> PROBLEM DESCRIPTION
Your response should contain each line of the data that includes "flag".

(Entries from a dataset of interfaces)
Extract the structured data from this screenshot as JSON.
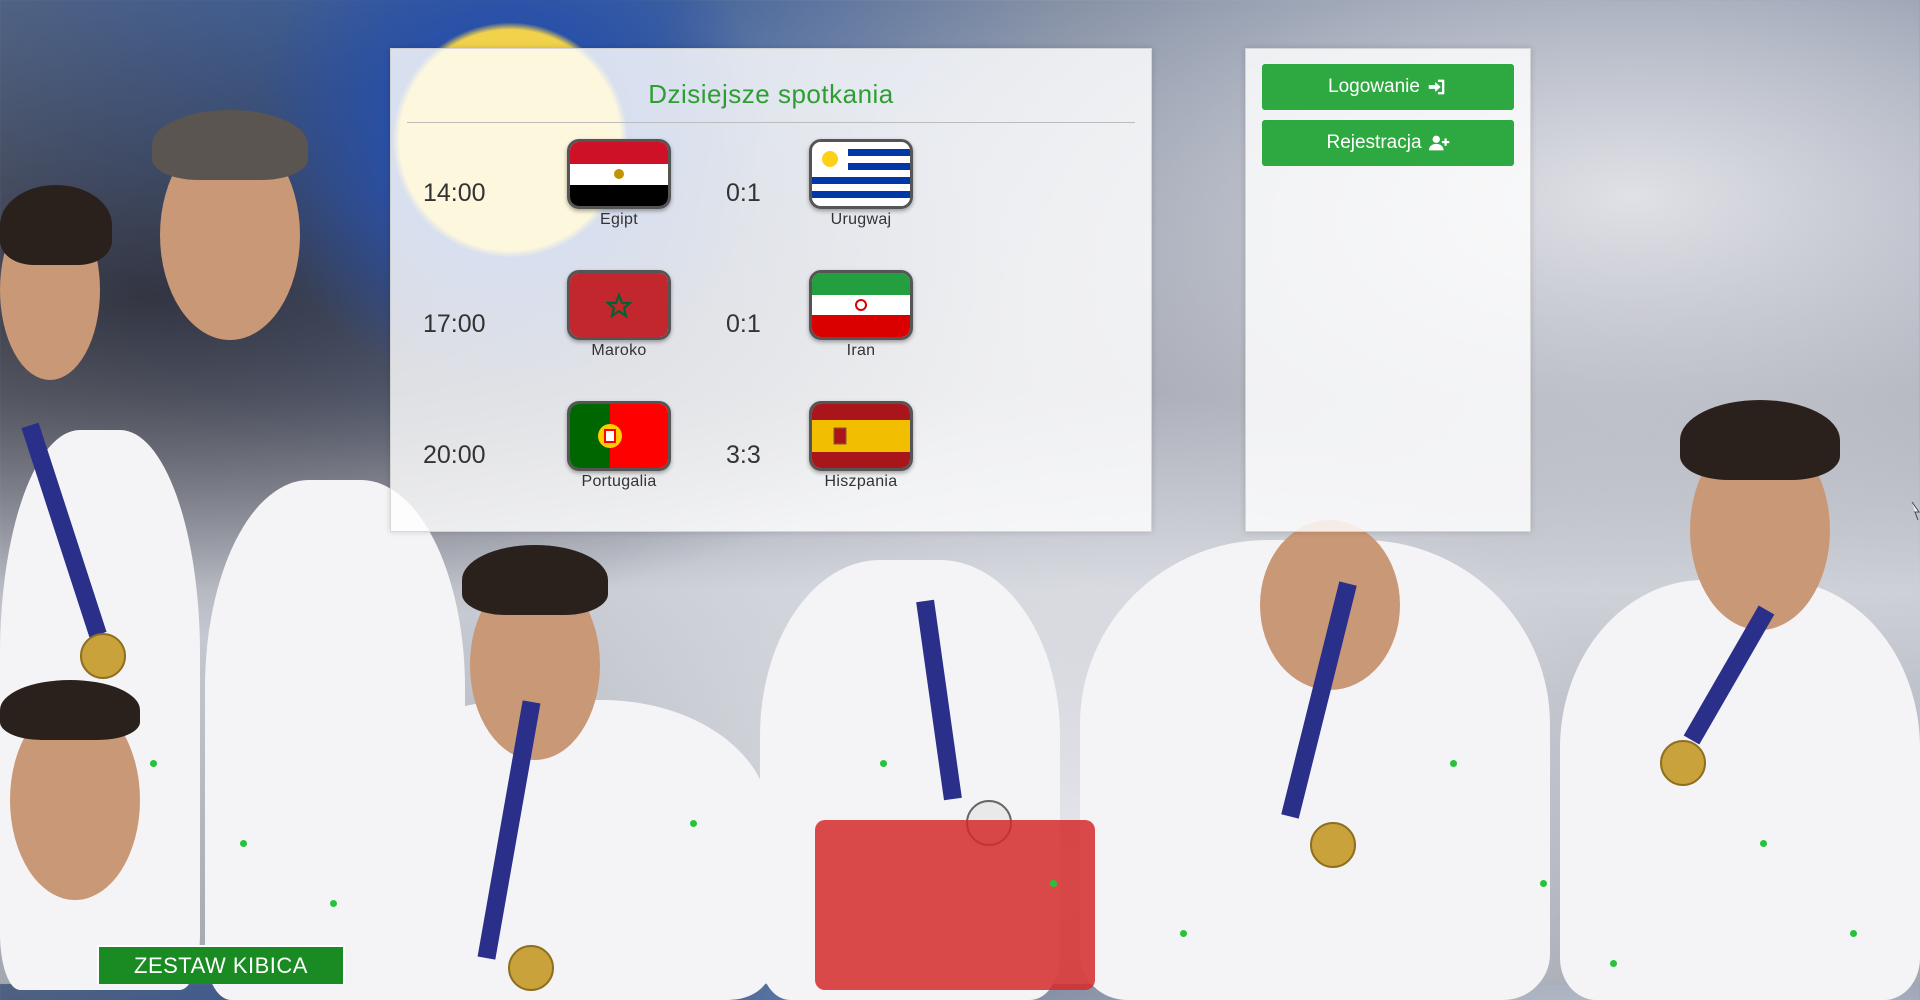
{
  "matches": {
    "title": "Dzisiejsze spotkania",
    "items": [
      {
        "time": "14:00",
        "home": "Egipt",
        "score": "0:1",
        "away": "Urugwaj",
        "home_flag": "egypt-flag",
        "away_flag": "uruguay-flag"
      },
      {
        "time": "17:00",
        "home": "Maroko",
        "score": "0:1",
        "away": "Iran",
        "home_flag": "morocco-flag",
        "away_flag": "iran-flag"
      },
      {
        "time": "20:00",
        "home": "Portugalia",
        "score": "3:3",
        "away": "Hiszpania",
        "home_flag": "portugal-flag",
        "away_flag": "spain-flag"
      }
    ]
  },
  "auth": {
    "login_label": "Logowanie",
    "login_icon": "sign-in-icon",
    "register_label": "Rejestracja",
    "register_icon": "user-plus-icon"
  },
  "footer": {
    "supporter_kit_label": "ZESTAW KIBICA"
  },
  "colors": {
    "accent_green": "#2ea941",
    "title_green": "#2e9e32",
    "supporter_green": "#1a8a23"
  }
}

> WRITTEN ANSWER
        "home_flag": "egypt-flag",
        "away_flag": "uruguay-flag"
        "home_flag": "morocco-flag",
        "away_flag": "iran-flag"
        "home_flag": "portugal-flag",
        "away_flag": "spain-flag"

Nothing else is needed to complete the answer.